I remember that day in detail. I went to see her as I heard a rumour that an announcement had been made at the new church that morning which devastated me. I needed to see her so went to where she was living. As I walked into the living room I burst out crying. I was a mess and can’t remember what I said but I remember what she said after I was urged to leave, “I’ll call you.”

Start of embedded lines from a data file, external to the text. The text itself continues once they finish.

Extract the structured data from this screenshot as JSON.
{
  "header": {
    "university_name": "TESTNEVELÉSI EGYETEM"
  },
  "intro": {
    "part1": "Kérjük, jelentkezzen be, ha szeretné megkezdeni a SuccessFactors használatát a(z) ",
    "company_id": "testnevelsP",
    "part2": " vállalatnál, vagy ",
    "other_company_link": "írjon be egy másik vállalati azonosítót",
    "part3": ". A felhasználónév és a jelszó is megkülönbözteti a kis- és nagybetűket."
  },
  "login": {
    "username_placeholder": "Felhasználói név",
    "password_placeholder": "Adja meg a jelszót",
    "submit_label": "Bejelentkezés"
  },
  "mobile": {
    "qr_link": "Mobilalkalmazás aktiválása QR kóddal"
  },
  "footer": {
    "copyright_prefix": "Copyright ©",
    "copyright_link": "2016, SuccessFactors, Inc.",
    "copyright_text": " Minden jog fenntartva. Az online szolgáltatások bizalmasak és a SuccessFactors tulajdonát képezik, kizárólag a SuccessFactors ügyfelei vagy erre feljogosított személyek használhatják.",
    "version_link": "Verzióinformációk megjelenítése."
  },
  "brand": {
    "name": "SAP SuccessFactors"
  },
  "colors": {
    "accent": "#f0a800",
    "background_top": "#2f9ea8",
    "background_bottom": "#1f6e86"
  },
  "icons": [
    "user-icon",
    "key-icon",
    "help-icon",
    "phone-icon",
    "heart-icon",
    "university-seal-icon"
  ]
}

That call never did come and I had to deal with my pain alone. What happened was the she and her husband had announced their divorce that morning. It hurt like hell for some reason. More than my parents’ divorce hurt me. Looking back I know it was unreasonable to expect her to comfort me, she had her own stuff to deal with. I felt betrayed! I didn’t know that they had marriage problems and I felt so weird that she never even spoke to me about any of it, or prepared me in any way. After being so close to her for almost 7 years I suddenly realised that we were never close at all. I was an employee, a team member and ten years her junior. I needed closure and not having that ‘call’ make it really difficult. Everything felt strange and although on the outside I just got on with life, inside I was hurting and had a lot to process. Within six months after that my then husband, two children and I left town for a job he was offered. We joined another Vineyard in Johannesburg but the job didn’t work out and so within another six months we left South Africa and moved to England.

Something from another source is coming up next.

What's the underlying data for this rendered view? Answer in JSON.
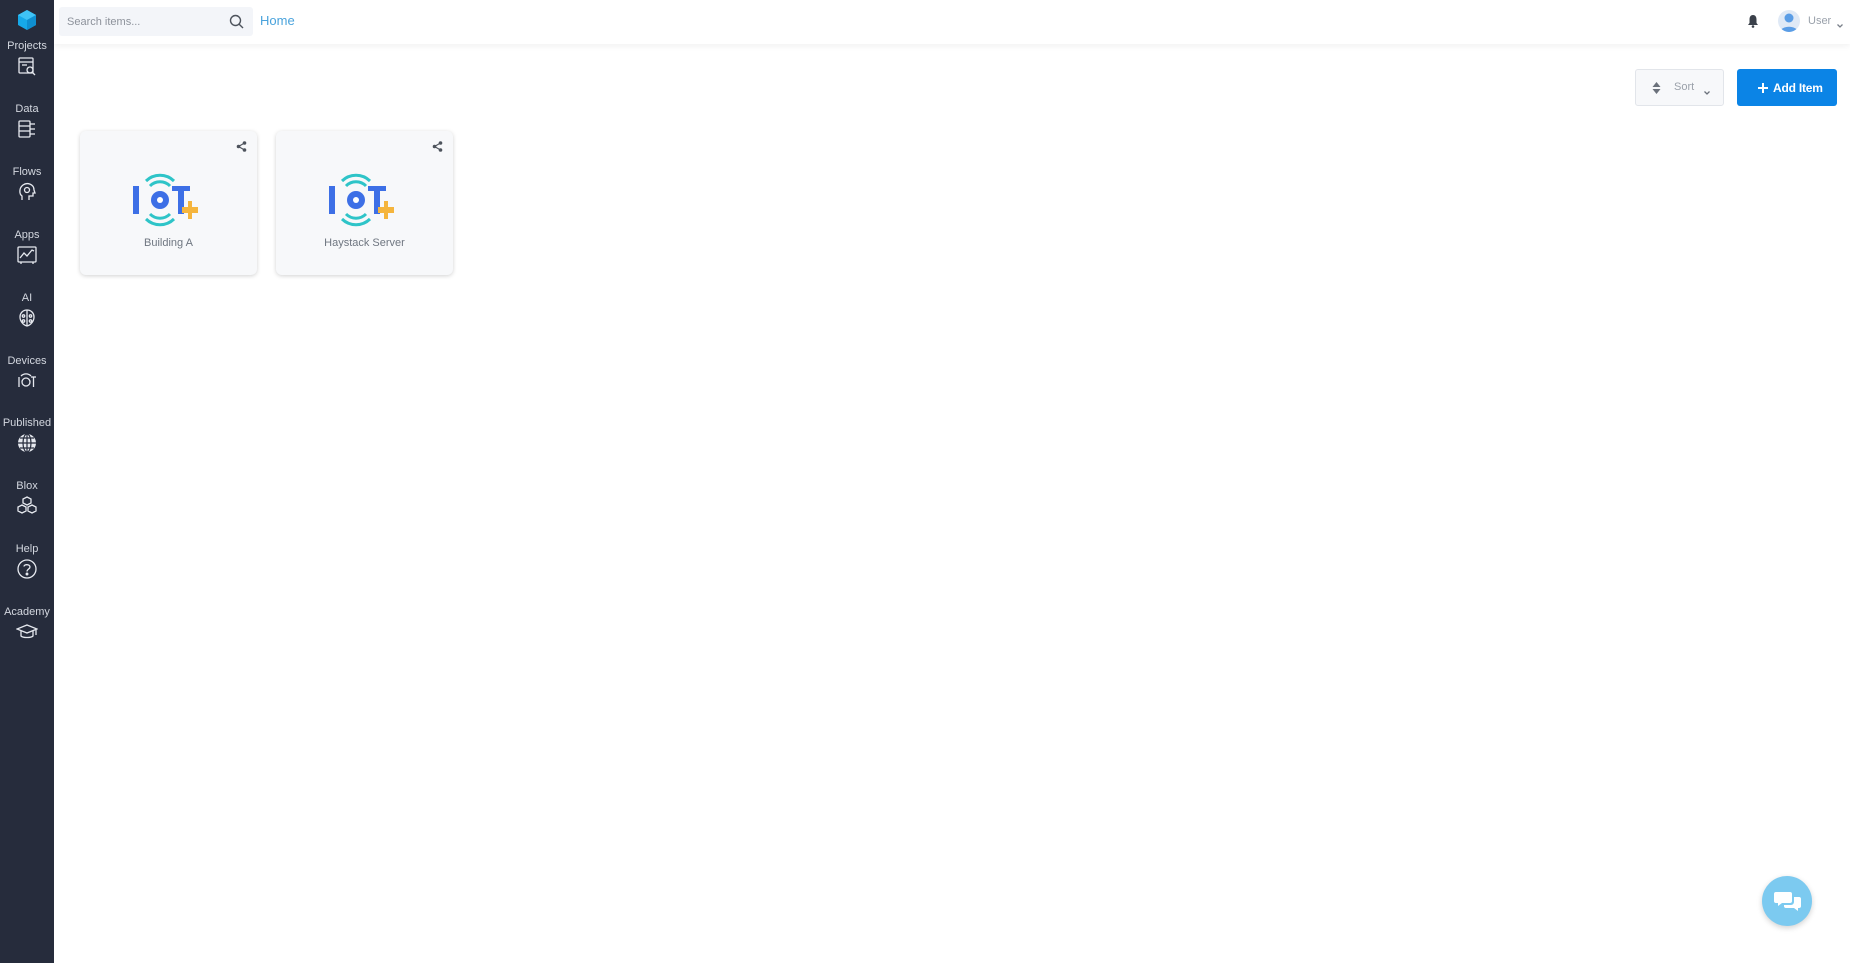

Even though church had hurt A LOT I never once considered not going to church. I didn’t blame church as a whole for hurting me, just that isolated season of my church life and so quickly found a church within weeks of landing in the UK. Sadly I know quite a few families who did stop going to church as a result and some even strayed from the faith. I don’t think church leaders really understand how much their life impacts those whom they lead. Pastors truly are the mommy and daddy of the church. I grew up a lot from that experience when I had to face the facts just like I did when I realised that my dad was the tooth fairy and Father Christmas wasn’t real. Pastors are just people who make mistakes, give up on their church and get divorced. Well not all pastors but some sadly do.

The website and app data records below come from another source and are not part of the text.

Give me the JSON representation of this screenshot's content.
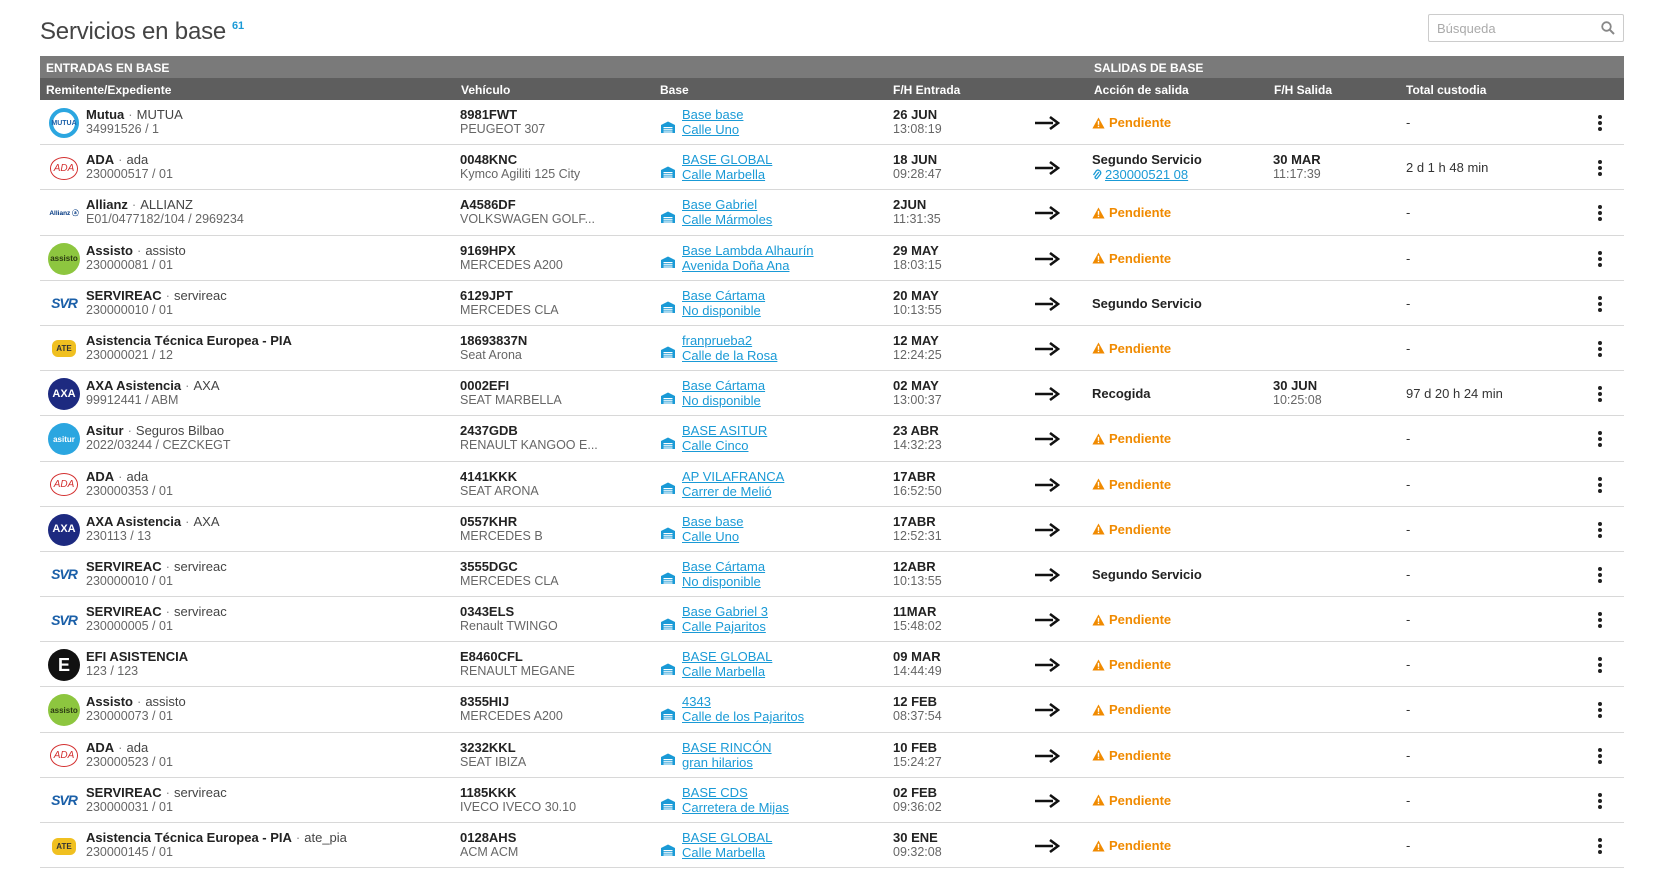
{
  "header": {
    "title": "Servicios en base",
    "count": "61",
    "search_placeholder": "Búsqueda"
  },
  "table": {
    "groups": {
      "entries": "ENTRADAS EN BASE",
      "exits": "SALIDAS DE BASE"
    },
    "columns": {
      "sender": "Remitente/Expediente",
      "vehicle": "Vehículo",
      "base": "Base",
      "entry": "F/H Entrada",
      "action": "Acción de salida",
      "exit": "F/H Salida",
      "total": "Total custodia"
    },
    "rows": [
      {
        "logo": "mutua",
        "name": "Mutua",
        "alias": "MUTUA",
        "file": "34991526 / 1",
        "plate": "8981FWT",
        "model": "PEUGEOT 307",
        "base": "Base base",
        "address": "Calle Uno",
        "entry_date": "26 JUN",
        "entry_time": "13:08:19",
        "action": "Pendiente",
        "action_type": "pending",
        "action_link": "",
        "exit_date": "",
        "exit_time": "",
        "total": "-"
      },
      {
        "logo": "ada",
        "name": "ADA",
        "alias": "ada",
        "file": "230000517 / 01",
        "plate": "0048KNC",
        "model": "Kymco Agiliti 125 City",
        "base": "BASE GLOBAL",
        "address": "Calle Marbella",
        "entry_date": "18 JUN",
        "entry_time": "09:28:47",
        "action": "Segundo Servicio",
        "action_type": "linked",
        "action_link": "230000521 08",
        "exit_date": "30 MAR",
        "exit_time": "11:17:39",
        "total": "2 d 1 h 48 min"
      },
      {
        "logo": "allianz",
        "name": "Allianz",
        "alias": "ALLIANZ",
        "file": "E01/0477182/104 / 2969234",
        "plate": "A4586DF",
        "model": "VOLKSWAGEN GOLF...",
        "base": "Base Gabriel",
        "address": "Calle Mármoles",
        "entry_date": "2JUN",
        "entry_time": "11:31:35",
        "action": "Pendiente",
        "action_type": "pending",
        "action_link": "",
        "exit_date": "",
        "exit_time": "",
        "total": "-"
      },
      {
        "logo": "assisto",
        "name": "Assisto",
        "alias": "assisto",
        "file": "230000081 / 01",
        "plate": "9169HPX",
        "model": "MERCEDES A200",
        "base": "Base Lambda Alhaurín",
        "address": "Avenida Doña Ana",
        "entry_date": "29 MAY",
        "entry_time": "18:03:15",
        "action": "Pendiente",
        "action_type": "pending",
        "action_link": "",
        "exit_date": "",
        "exit_time": "",
        "total": "-"
      },
      {
        "logo": "svr",
        "name": "SERVIREAC",
        "alias": "servireac",
        "file": "230000010 / 01",
        "plate": "6129JPT",
        "model": "MERCEDES CLA",
        "base": "Base Cártama",
        "address": "No disponible",
        "entry_date": "20 MAY",
        "entry_time": "10:13:55",
        "action": "Segundo Servicio",
        "action_type": "text",
        "action_link": "",
        "exit_date": "",
        "exit_time": "",
        "total": "-"
      },
      {
        "logo": "ate",
        "name": "Asistencia Técnica Europea - PIA",
        "alias": "",
        "file": "230000021 / 12",
        "plate": "18693837N",
        "model": "Seat Arona",
        "base": "franprueba2",
        "address": "Calle de la Rosa",
        "entry_date": "12 MAY",
        "entry_time": "12:24:25",
        "action": "Pendiente",
        "action_type": "pending",
        "action_link": "",
        "exit_date": "",
        "exit_time": "",
        "total": "-"
      },
      {
        "logo": "axa",
        "name": "AXA Asistencia",
        "alias": "AXA",
        "file": "99912441 / ABM",
        "plate": "0002EFI",
        "model": "SEAT MARBELLA",
        "base": "Base Cártama",
        "address": "No disponible",
        "entry_date": "02 MAY",
        "entry_time": "13:00:37",
        "action": "Recogida",
        "action_type": "text",
        "action_link": "",
        "exit_date": "30 JUN",
        "exit_time": "10:25:08",
        "total": "97 d 20 h 24 min"
      },
      {
        "logo": "asitur",
        "name": "Asitur",
        "alias": "Seguros Bilbao",
        "file": "2022/03244 / CEZCKEGT",
        "plate": "2437GDB",
        "model": "RENAULT KANGOO E...",
        "base": "BASE ASITUR",
        "address": "Calle Cinco",
        "entry_date": "23 ABR",
        "entry_time": "14:32:23",
        "action": "Pendiente",
        "action_type": "pending",
        "action_link": "",
        "exit_date": "",
        "exit_time": "",
        "total": "-"
      },
      {
        "logo": "ada",
        "name": "ADA",
        "alias": "ada",
        "file": "230000353 / 01",
        "plate": "4141KKK",
        "model": "SEAT ARONA",
        "base": "AP VILAFRANCA",
        "address": "Carrer de Melió",
        "entry_date": "17ABR",
        "entry_time": "16:52:50",
        "action": "Pendiente",
        "action_type": "pending",
        "action_link": "",
        "exit_date": "",
        "exit_time": "",
        "total": "-"
      },
      {
        "logo": "axa",
        "name": "AXA Asistencia",
        "alias": "AXA",
        "file": "230113 / 13",
        "plate": "0557KHR",
        "model": "MERCEDES B",
        "base": "Base base",
        "address": "Calle Uno",
        "entry_date": "17ABR",
        "entry_time": "12:52:31",
        "action": "Pendiente",
        "action_type": "pending",
        "action_link": "",
        "exit_date": "",
        "exit_time": "",
        "total": "-"
      },
      {
        "logo": "svr",
        "name": "SERVIREAC",
        "alias": "servireac",
        "file": "230000010 / 01",
        "plate": "3555DGC",
        "model": "MERCEDES CLA",
        "base": "Base Cártama",
        "address": "No disponible",
        "entry_date": "12ABR",
        "entry_time": "10:13:55",
        "action": "Segundo Servicio",
        "action_type": "text",
        "action_link": "",
        "exit_date": "",
        "exit_time": "",
        "total": "-"
      },
      {
        "logo": "svr",
        "name": "SERVIREAC",
        "alias": "servireac",
        "file": "230000005 / 01",
        "plate": "0343ELS",
        "model": "Renault TWINGO",
        "base": "Base Gabriel 3",
        "address": "Calle Pajaritos",
        "entry_date": "11MAR",
        "entry_time": "15:48:02",
        "action": "Pendiente",
        "action_type": "pending",
        "action_link": "",
        "exit_date": "",
        "exit_time": "",
        "total": "-"
      },
      {
        "logo": "efi",
        "name": "EFI ASISTENCIA",
        "alias": "",
        "file": "123 / 123",
        "plate": "E8460CFL",
        "model": "RENAULT MEGANE",
        "base": "BASE GLOBAL",
        "address": "Calle Marbella",
        "entry_date": "09 MAR",
        "entry_time": "14:44:49",
        "action": "Pendiente",
        "action_type": "pending",
        "action_link": "",
        "exit_date": "",
        "exit_time": "",
        "total": "-"
      },
      {
        "logo": "assisto",
        "name": "Assisto",
        "alias": "assisto",
        "file": "230000073 / 01",
        "plate": "8355HIJ",
        "model": "MERCEDES A200",
        "base": "4343",
        "address": "Calle de los Pajaritos",
        "entry_date": "12 FEB",
        "entry_time": "08:37:54",
        "action": "Pendiente",
        "action_type": "pending",
        "action_link": "",
        "exit_date": "",
        "exit_time": "",
        "total": "-"
      },
      {
        "logo": "ada",
        "name": "ADA",
        "alias": "ada",
        "file": "230000523 / 01",
        "plate": "3232KKL",
        "model": "SEAT IBIZA",
        "base": "BASE RINCÓN",
        "address": "gran hilarios",
        "entry_date": "10 FEB",
        "entry_time": "15:24:27",
        "action": "Pendiente",
        "action_type": "pending",
        "action_link": "",
        "exit_date": "",
        "exit_time": "",
        "total": "-"
      },
      {
        "logo": "svr",
        "name": "SERVIREAC",
        "alias": "servireac",
        "file": "230000031 / 01",
        "plate": "1185KKK",
        "model": "IVECO IVECO 30.10",
        "base": "BASE CDS",
        "address": "Carretera de Mijas",
        "entry_date": "02 FEB",
        "entry_time": "09:36:02",
        "action": "Pendiente",
        "action_type": "pending",
        "action_link": "",
        "exit_date": "",
        "exit_time": "",
        "total": "-"
      },
      {
        "logo": "ate",
        "name": "Asistencia Técnica Europea - PIA",
        "alias": "ate_pia",
        "file": "230000145 / 01",
        "plate": "0128AHS",
        "model": "ACM ACM",
        "base": "BASE GLOBAL",
        "address": "Calle Marbella",
        "entry_date": "30 ENE",
        "entry_time": "09:32:08",
        "action": "Pendiente",
        "action_type": "pending",
        "action_link": "",
        "exit_date": "",
        "exit_time": "",
        "total": "-"
      }
    ]
  },
  "logos": {
    "mutua": {
      "text": "MUTUA",
      "bg": "#ffffff",
      "fg": "#1a5fa8",
      "ring": "#2ba6e0"
    },
    "ada": {
      "text": "ADA",
      "bg": "#ffffff",
      "fg": "#d32f2f",
      "ring": ""
    },
    "allianz": {
      "text": "Allianz ⓐ",
      "bg": "#ffffff",
      "fg": "#003781",
      "ring": ""
    },
    "assisto": {
      "text": "assisto",
      "bg": "#8dc63f",
      "fg": "#2b3a12",
      "ring": ""
    },
    "svr": {
      "text": "SVR",
      "bg": "#ffffff",
      "fg": "#1a5fa8",
      "ring": ""
    },
    "ate": {
      "text": "ATE",
      "bg": "#ffffff",
      "fg": "#b58a00",
      "ring": ""
    },
    "axa": {
      "text": "AXA",
      "bg": "#1d2a80",
      "fg": "#ffffff",
      "ring": ""
    },
    "asitur": {
      "text": "asitur",
      "bg": "#2ba6e0",
      "fg": "#ffffff",
      "ring": ""
    },
    "efi": {
      "text": "E",
      "bg": "#111111",
      "fg": "#ffffff",
      "ring": ""
    }
  },
  "colors": {
    "accent": "#1a9ad6",
    "pending": "#f08a00",
    "header_dark": "#5e5e5e",
    "header_light": "#7a7a7a"
  }
}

From my position now, after years of many more experiences, I can look back at that time and to those people whom I loved and hold no bitterness and cannot judge them at all. I did learn that harsh, painful reality that churches can close and that pastors are just normal people not demigods like I originally thought.